IFRC

Mauritania : Red Cross provides assistance to refugees

Published: 21 April 2006 0:00 CET

Olivia Acosta in Mauritania, Spanish Red Cross

On March 2, the Mauritanian Red Crescent and the Spanish Red Cross started to assist migrants in holding facilities in Nouadhibou, Mauritania. The support covers basic needs (food, hygiene, health) of all the migrants, who come from several different countries and were detained while trying to reach the Canary Islands in small fishing canoes known as pirogues.

In the past few weeks Mauritania has experienced an increase in migration flows and sub sequentially an increase in vulnerable migrants in need of assistance. At present, there are three Spanish Red Cross delegates, Mauritanian Red Crescent officers and ten volunteers providing assistance to ensure that the basic needs of the migrants held in various locations in Nouadhibou are met.

The Spanish Red Cross and the Mauritanian Red Crescent have provided food, blankets, hygiene kits and health care for around 600 migrants since 2 March. They have also launched a programme to restore family links, which enables detained migrants to contact their relatives by mobile phone to let them know where they are and that they are safe. This measure was appreciated by the migrants, who have no other way of communicating with their loved ones, as they have no money or belongings.

“I arrived here from Gambia a few weeks ago and managed to leave on a pirogue two days ago for the Canary Islands. It was night time and we were very near to the coast when the authorities picked us up at sea,” recounts

Oumar, one of the detained migrants. “The trip cost me 200 euro, all that my family had been able to scrape together over the past years. Imagine what they will say when I am sent back to Gambia,” he says. ”They had their hopes set on me, they thought that I would be able to send them money from Spain. Yesterday I spoke to my mother using the telephone provided by the Red Cross/Red Crescent. She knows that I am well, but she is not happy, because I failed to reach Spain”, he adds.

Red Crescent volunteers remain with them at all times. Bamba Ould
Abderrahmane, a Mauritanian Red Crescent volunteer told us about a typical day at the holding centres: “I go to the centre every day to take food to the migrants and to talk to them. I am like a father to them. They tell me that there are no opportunities in their country and that they have no alternative but to get to Spain to help their families,” he explains. Many have suffered; they have seen their fellow travelers die and brushed with death themselves out at sea in those fragile boats, but they all feel relieved that the Mauritanian Red Crescent and the Spanish Red Cross are assisting them, because they know that they will be treated with dignity, Bamba concludes.
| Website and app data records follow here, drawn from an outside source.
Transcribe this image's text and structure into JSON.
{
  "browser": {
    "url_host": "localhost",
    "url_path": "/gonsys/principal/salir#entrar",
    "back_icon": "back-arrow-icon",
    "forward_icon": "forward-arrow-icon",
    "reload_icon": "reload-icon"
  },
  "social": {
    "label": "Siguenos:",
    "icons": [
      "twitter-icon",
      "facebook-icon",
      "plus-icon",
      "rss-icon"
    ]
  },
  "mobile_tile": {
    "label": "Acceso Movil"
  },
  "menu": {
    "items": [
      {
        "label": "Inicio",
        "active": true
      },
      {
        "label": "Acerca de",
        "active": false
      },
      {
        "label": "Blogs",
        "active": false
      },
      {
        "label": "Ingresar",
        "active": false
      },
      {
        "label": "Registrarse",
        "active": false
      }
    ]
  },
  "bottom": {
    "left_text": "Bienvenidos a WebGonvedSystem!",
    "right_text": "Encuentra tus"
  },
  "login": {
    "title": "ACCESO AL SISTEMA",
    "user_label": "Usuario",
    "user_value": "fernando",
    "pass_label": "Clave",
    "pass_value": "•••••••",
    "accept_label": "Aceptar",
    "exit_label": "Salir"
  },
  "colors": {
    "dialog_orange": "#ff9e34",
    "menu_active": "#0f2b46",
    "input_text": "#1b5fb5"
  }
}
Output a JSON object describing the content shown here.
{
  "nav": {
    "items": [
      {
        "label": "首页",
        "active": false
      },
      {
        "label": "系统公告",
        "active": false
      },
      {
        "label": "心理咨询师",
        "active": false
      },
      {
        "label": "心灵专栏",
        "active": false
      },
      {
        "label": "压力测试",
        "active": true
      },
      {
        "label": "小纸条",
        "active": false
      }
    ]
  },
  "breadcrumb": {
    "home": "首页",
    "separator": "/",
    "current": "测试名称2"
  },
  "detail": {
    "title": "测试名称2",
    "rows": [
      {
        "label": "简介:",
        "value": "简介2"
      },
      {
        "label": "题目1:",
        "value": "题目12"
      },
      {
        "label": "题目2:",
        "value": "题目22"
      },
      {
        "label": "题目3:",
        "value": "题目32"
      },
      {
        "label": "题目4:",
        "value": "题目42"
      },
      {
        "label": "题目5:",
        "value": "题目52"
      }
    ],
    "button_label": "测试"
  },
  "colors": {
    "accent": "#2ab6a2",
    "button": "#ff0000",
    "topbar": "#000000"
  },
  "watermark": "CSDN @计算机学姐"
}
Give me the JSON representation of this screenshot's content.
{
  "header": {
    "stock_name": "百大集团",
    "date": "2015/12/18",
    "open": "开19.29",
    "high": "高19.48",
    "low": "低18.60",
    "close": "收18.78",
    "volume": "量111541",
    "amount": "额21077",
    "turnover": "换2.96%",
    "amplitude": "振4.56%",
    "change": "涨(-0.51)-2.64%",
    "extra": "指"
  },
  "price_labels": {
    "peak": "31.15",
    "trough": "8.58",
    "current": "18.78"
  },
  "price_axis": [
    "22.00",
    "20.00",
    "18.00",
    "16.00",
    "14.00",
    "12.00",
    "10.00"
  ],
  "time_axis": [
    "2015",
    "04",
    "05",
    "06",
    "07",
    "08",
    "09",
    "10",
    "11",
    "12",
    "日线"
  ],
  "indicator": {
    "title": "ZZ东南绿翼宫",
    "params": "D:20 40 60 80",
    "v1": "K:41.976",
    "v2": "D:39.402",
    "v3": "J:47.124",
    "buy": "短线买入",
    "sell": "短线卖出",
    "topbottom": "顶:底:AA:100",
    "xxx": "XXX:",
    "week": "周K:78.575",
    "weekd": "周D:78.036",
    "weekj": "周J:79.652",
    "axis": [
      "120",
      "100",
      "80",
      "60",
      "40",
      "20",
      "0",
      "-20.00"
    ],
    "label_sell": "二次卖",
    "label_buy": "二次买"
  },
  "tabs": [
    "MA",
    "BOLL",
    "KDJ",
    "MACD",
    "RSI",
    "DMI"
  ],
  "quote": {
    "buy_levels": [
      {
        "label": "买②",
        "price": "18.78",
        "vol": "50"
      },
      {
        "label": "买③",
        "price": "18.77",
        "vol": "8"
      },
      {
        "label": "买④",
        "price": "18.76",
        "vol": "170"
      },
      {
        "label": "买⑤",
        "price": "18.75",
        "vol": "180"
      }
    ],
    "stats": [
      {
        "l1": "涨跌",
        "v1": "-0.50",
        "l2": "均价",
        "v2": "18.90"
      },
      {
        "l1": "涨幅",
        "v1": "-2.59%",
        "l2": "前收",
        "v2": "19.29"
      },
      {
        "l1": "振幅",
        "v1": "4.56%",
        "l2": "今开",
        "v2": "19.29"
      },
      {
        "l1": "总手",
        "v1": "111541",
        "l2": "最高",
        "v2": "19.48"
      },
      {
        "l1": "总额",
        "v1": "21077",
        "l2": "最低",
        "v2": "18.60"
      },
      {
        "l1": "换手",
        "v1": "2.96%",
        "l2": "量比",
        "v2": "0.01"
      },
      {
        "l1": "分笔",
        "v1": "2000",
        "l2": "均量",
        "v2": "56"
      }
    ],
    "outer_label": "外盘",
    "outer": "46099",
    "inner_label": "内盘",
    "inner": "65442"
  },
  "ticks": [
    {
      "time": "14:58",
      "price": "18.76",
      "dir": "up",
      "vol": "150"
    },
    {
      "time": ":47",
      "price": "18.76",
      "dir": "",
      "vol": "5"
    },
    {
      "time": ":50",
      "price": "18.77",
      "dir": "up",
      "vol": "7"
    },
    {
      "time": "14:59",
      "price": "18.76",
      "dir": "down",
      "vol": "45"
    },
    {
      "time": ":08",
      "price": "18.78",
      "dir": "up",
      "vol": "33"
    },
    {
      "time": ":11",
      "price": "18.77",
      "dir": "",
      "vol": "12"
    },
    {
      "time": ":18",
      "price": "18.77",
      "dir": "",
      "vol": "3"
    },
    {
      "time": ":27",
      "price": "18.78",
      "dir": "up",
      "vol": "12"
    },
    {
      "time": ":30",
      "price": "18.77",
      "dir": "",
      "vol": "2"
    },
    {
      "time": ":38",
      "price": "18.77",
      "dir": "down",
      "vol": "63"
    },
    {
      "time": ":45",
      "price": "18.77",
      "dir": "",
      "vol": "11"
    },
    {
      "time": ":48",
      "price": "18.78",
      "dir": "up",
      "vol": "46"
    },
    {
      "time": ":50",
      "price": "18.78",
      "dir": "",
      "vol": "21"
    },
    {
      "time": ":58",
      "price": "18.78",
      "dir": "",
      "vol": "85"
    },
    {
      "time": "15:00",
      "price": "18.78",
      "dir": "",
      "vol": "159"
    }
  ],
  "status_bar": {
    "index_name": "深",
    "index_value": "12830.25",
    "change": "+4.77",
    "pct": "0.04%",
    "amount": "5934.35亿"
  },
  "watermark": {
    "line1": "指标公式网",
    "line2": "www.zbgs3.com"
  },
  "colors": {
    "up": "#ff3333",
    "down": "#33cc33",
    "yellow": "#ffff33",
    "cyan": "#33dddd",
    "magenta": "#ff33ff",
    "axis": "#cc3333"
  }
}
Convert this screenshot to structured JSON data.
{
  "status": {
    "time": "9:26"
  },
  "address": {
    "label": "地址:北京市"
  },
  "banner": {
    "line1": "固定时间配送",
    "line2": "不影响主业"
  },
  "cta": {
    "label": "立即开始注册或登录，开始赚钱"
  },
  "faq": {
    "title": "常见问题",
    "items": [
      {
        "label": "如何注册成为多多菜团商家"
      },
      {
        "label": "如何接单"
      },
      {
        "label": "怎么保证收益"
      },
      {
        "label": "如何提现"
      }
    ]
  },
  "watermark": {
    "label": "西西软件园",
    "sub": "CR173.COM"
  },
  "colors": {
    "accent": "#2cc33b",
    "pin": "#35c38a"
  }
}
Map


The International Federation of Red Cross and Red Crescent Societies (IFRC) is the world's largest humanitarian organization, with 190 member National Societies. As part of the International Red Cross and Red Crescent Movement, our work is guided by seven fundamental principles; humanity, impartiality, neutrality, independence, voluntary service, unity and universality. About this site & copyright